    (World Bank, Washington, DC, 2012-01) Baker, Judy L.
    The urban poor are particularly vulnerable in times of crisis due to their heavy reliance on the cash economy, job losses and wage reductions in urban based industries, and no agricultural production to fall back on. Prioritizing investments in cities can help to mitigation impacts in the short run and reduce risks in the future. Well targeted safety nets, workfare programs, and urban agriculture can play an importance role in cushioning the impacts for the urban poor during difficult times.
  • Publication
    Impacts of Financial, Food, and Fuel Crisis on the Urban Poor
    (World Bank, Washington, DC, 2008-12) Baker, Judy L.

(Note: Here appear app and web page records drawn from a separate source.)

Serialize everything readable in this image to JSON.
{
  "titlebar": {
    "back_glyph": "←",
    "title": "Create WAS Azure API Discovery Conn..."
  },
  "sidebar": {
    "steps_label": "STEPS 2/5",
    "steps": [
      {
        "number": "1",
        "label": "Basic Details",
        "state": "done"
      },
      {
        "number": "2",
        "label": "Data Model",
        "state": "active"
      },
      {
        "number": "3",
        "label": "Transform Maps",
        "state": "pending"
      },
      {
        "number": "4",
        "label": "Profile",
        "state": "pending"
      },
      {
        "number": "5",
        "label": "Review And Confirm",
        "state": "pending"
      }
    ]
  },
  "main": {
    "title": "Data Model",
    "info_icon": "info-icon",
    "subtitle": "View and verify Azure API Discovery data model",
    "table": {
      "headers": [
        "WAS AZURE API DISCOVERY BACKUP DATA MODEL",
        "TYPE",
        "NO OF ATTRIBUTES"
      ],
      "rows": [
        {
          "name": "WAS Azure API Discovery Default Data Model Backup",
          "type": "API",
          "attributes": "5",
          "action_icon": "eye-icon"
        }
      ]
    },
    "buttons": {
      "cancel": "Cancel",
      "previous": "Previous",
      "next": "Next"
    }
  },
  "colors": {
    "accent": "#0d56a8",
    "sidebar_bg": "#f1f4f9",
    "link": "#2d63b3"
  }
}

    The effects of the recent financial crisis are only beginning to be felt in many developing countries, but economic activity is declining rapidly with far reaching impacts. This crisis comes at a time when most countries are still struggling with the impacts of rising food and fuel prices. Though global food and fuel prices have softened somewhat in recent months from the highs earlier in 2008, there has been much volatility and they are anticipated to remain high over the medium term. It is estimated that the high food and fuel prices alone have increased the number of extremely poor in the world by at least 100 million. While impacts of the crises affect both urban and rural populations, the urban poor have been hit hardest in this recent food and fuel crisis, and in previous financial crisis, given their heavy reliance on the cash economy, no agricultural production to fall back on, and wage reductions and employment losses at urban based industries. This has resulted in social unrest in a number of cities earlier in 2008 all over the developing world.